* TASK TO COMPLETE *
Pull from the data below each line where the word "icon" occurs, and copy it.

* SOURCE MATERIAL *
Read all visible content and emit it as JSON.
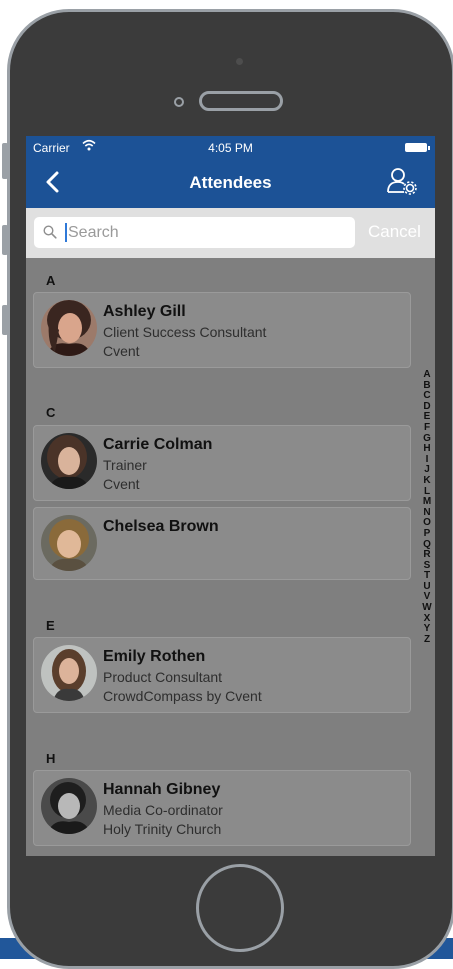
{
  "status_bar": {
    "carrier": "Carrier",
    "time": "4:05 PM"
  },
  "nav": {
    "title": "Attendees",
    "back_icon": "chevron-left-icon",
    "settings_icon": "user-gear-icon"
  },
  "search": {
    "placeholder": "Search",
    "cancel_label": "Cancel"
  },
  "sections": [
    {
      "letter": "A",
      "attendees": [
        {
          "name": "Ashley Gill",
          "title": "Client Success Consultant",
          "company": "Cvent"
        }
      ]
    },
    {
      "letter": "C",
      "attendees": [
        {
          "name": "Carrie Colman",
          "title": "Trainer",
          "company": "Cvent"
        },
        {
          "name": "Chelsea Brown",
          "title": "",
          "company": ""
        }
      ]
    },
    {
      "letter": "E",
      "attendees": [
        {
          "name": "Emily Rothen",
          "title": "Product Consultant",
          "company": "CrowdCompass by Cvent"
        }
      ]
    },
    {
      "letter": "H",
      "attendees": [
        {
          "name": "Hannah Gibney",
          "title": "Media Co-ordinator",
          "company": "Holy Trinity Church"
        }
      ]
    }
  ],
  "index_letters": [
    "A",
    "B",
    "C",
    "D",
    "E",
    "F",
    "G",
    "H",
    "I",
    "J",
    "K",
    "L",
    "M",
    "N",
    "O",
    "P",
    "Q",
    "R",
    "S",
    "T",
    "U",
    "V",
    "W",
    "X",
    "Y",
    "Z"
  ],
  "colors": {
    "nav_bar": "#1c5296",
    "overlay": "#7f7f7f",
    "cursor": "#2f79d8"
  }
}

* ANSWER *
    "back_icon": "chevron-left-icon",
    "settings_icon": "user-gear-icon"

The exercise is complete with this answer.